In your example you won't have concentricity issues because it's a one and done with all variables being controlled in one op. That's the way to go if you can.
In my case, we make some gears using pinion wire running it on a lathe. We buy the wire which is drawn through a die.
The supplier threads one end of a bar as shown in this photo and then pull through die.
Here are a couple gears I make and a different sized pinion wire:
The issue with buying pinion wire is concentricity. The OD is rarely concen tric with the pitch and minor. Concentricity issues cause major backlash is sues in assemblies that don't have backlash compensation Using a round 5C c ollet doesn't work, you start off by not being concentric.
In our case I had Hardinge make us some collets that chuck on the pitch dia meter, shown here;
This way all the critical dimensions are concentric with the ID and OD turn ed features.
The next major issue was how to deburr the parts. Using ThinBit tools to ma chine the OD dimensions and they are great tools better than any other but under microscope there still left microscopic burrs on the teeth which is n ot allowed by the customer.
To remove the burrs and polish up the parts, after a lot of searching I fou nd a "Magnetic Finisher" that does a wonderful job. The machine shop size i s about $27,000.00. Since we are making small & micro miniature parts for t his product line I found a Magnetic Finisher that is used for polishing rin gs and cost less than $500.00.
Similar to this one;
Sounds like it's beating the parts up but it's not. Will add more informati on on this deburring and polishing machine later.
Sandvik makes milling gear cutters with inserts. It's one of their specialties. They're trying to replace gear hobbing with gear milling in a lot of applications. They even have agreements with Gleason to co-develop gear milling.

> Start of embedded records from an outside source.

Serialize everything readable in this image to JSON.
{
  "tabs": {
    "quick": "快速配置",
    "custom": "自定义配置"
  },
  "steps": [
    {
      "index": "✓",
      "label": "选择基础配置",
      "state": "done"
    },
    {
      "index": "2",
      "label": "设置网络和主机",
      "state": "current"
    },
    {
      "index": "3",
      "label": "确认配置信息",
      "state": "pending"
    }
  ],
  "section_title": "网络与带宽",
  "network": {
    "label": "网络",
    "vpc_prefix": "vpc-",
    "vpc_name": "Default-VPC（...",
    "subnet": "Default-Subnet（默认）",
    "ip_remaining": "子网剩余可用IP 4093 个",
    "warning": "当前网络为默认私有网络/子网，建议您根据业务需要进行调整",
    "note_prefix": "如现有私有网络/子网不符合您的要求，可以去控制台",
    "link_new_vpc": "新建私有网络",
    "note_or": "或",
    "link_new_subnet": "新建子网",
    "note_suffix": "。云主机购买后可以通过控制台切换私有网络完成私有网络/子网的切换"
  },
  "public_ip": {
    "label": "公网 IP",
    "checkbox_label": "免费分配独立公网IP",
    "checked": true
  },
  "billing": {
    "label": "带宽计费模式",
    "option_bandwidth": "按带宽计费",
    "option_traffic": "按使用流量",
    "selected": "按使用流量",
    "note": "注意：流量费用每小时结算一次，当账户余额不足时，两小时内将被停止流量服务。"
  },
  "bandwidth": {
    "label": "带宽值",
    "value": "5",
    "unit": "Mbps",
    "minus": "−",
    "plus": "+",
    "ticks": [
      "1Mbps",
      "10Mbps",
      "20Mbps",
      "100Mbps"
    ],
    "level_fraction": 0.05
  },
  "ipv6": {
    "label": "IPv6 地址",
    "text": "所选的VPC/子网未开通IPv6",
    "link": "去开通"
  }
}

One of their really interesting projects is their uP-Gear system for "milling" spiral-bevel gears on a five-axis milling machine. At that point, you have to scratch your head over whether it's really milling, or if it's actually gearless generating.
Very cool stuff. Not much there for hobbyists -- the prices will make your ears flap.
What is the potential to use *ONE* of these inserts in either a "fly cutter" in a mill or insert holder in a shaper? I have made several gears but my limiting factors are the high costs of the store bought numbered cutters and the difficulty of hand grinding a "line out" HSS tool bit.
Either square lathe tool bits or small end mills ground to the numbered involute profile both inch and metric module could be a viable hobbiest/repair tool concept. Anybody care to make a guesstimate of what it would cost to cnc grind number an involute profile [or the circular arc equivilant
] with clearance on a
1/4 to 1/2 square HSS bit and/or appropriate size HSS end mill?
Also does anyone have a trick to set the c/l of the tool on the c/l of the gear blank in either a mill with fly cutter or shaper?
"F. George McDuffee" wrote in message news: firstname.lastname@example.org...
When I turn the locating stub arbor that snugly fits into the gear blank I leave a centering point or plug on the end. A point is good when I can find and mark the cutter centerline, otherwise a plug the same width as the cutter tip helps with visual alignment.
I've been buying involute gear cutters on ebay , average price is about $25 for singles , around $150 for a set of 8 .
I use the cutter to make a light cut on the end of the arbor , then rotate
arbor and machine it flat , then make one pass with the gear cutter on CL . I then use that cut to center the cutter for later sessions . I recently figured out that not all of my cutters are the exact same thickness ...